Under The Stars of Africa – Part 1
Four glorious weeks of freedom, a dilapidated Land Rover, old school roadmaps and a navigator with no sense of direction (that’s me). All the elements were there for the making of a great misadventure and with the electrics of our car catching fire on the first night, our trip through East Africa did not disappoint.
For most travellers, the highlight of their trip to Africa is a face-to-face encounter with a member of the big five or to witness the great wildebeest migration across the Serengeti.
Our trip was no different and the thrill I felt when staring down my lens and into the fearless eyes of a battle-worn lion was everything I expected it to be and more.

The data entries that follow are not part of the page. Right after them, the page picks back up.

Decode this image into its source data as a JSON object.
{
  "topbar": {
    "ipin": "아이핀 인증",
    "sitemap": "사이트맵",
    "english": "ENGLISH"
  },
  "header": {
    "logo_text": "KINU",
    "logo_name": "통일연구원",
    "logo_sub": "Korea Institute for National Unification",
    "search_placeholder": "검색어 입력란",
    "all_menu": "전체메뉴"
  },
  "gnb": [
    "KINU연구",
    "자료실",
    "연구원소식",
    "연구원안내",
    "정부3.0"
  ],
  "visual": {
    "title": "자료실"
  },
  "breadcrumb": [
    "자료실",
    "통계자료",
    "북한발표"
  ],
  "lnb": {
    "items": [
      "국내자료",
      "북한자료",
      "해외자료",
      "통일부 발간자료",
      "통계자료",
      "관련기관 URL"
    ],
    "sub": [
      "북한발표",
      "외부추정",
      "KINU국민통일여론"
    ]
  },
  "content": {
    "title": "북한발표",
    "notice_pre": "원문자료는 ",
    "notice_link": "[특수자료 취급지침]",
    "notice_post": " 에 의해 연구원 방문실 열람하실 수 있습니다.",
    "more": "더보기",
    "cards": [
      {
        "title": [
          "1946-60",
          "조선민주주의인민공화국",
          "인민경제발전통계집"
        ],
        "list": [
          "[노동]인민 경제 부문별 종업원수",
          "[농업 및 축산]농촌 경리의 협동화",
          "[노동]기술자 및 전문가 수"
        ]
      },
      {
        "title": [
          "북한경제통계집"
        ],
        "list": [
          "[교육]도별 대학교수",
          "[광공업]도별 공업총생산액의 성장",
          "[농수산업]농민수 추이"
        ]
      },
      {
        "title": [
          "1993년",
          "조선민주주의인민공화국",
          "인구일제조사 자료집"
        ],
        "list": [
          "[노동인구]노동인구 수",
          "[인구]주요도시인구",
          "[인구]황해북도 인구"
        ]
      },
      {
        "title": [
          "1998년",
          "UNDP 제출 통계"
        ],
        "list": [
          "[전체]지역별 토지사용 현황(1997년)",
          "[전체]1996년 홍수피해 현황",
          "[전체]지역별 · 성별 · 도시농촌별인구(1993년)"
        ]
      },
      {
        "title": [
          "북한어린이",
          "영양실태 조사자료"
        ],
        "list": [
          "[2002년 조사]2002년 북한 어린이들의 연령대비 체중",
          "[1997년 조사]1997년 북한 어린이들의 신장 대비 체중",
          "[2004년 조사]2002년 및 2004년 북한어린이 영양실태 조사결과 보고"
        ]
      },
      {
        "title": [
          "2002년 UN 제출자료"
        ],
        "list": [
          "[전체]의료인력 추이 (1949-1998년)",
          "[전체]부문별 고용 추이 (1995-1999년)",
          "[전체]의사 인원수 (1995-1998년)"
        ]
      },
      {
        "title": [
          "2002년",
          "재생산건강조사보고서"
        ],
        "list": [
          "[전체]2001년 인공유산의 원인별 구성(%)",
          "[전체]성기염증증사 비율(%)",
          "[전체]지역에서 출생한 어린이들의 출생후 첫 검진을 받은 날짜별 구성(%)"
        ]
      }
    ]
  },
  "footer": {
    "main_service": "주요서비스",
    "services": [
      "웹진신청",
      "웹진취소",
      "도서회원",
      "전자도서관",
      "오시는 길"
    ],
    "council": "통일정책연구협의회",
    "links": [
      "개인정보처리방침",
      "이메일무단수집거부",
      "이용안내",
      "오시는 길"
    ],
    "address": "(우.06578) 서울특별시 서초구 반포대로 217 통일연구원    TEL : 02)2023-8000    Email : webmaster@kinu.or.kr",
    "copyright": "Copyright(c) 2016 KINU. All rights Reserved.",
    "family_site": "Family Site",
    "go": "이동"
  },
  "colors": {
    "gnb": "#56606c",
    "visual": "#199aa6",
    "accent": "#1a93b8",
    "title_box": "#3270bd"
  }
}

However, what made our trip different from most was what happened when we returned to camp at night. There were no champagne bottles on ice or fancy safari lodges or posh glamping tents with luxurious bedding waiting for us. There was just our rooftop tent, our box of warm wine and a simple pasta dish cooked over our gas plate. And very often an unexpected encounter with wild Africa.
At Fisherman’s Camp, a herd of resident hippos – one just three days old – would emerge from the lake in the evenings and graze quietly on the banks of the camp. We were reassured that for our own safety we were surrounded by an electric fence although personally, I have my doubts as to whether it was even active.
Through Hell’s Gate and a Meeting with a Local
Our camp at Hell’s Gate was much more isolated. With towering cliffs and billowing steam caused by intense geothermal activity, it’s a pretty impressive National Park for its size and we were surprised when we realised there was not a single other camper staying the night. We set up camp high on the ridge to be able to capture what I hoped would be a spectacular view at first light.
That evening, when my husband had wandered off for a toilet break, I was left to sit in the dark and soak up the sounds of the bush at night. As I did, I heard someone slowly and quietly approaching from behind. Not only had my husband walked off in the opposite direction, he wouldn’t try to sneak up on me in the dark.
Footsteps came closer, my heart was thumping, my hands sweaty and I realised I was holding my breath. I was scared and completely on my own – my husband was nowhere in sight. As the footsteps got even closer I leapt up and spun around with the torch on full power ready to face my attacker.
All I managed to do, however, was scare the bejeesus out of the curious baboon standing behind my camp chair. He scampered off just as my husband nonchalantly wandered back to our camp, completely oblivious to what all the fuss was about or why my heart rate was through the roof!
Our Journey Continues..Eventually
Our adventures through Kenya continued, although we were hindered by a batch of dirty fuel which continually blocked our fuel lines and clogged our fuel filter. Unable to find replacement parts, we limped further south towards the Tanzanian border.
Coming to the realisation that we wouldn’t make it to the border before dark, we found a lodge that someone had suggested may let us camp on their grounds for the night. They kindly let us stay and we took advantage of their hospitality with hot showers (heaven!) and laundry hung from every part of our vehicle.
I’m sure the mere presence of our beat up old landrover, our dirty laundry and our dusty tent devalued their property, but we were made to feel just as welcome as the rest of their guests. And while their other guests were enjoying a meal and drinks in the five-star restaurant, we were enjoying a million star view of the Milky Way as it rose over our camp.
Ps. Crossing the border from Kenya into Tanzania with our car the next day was considerably less enjoyable. Trouble abounded, confusion reigned, and it was several hours before we figured out that the production of a $20 note could clear up the “confusion”. That transaction completed, we were given the paperwork needed to get the car across the border and continue our journey.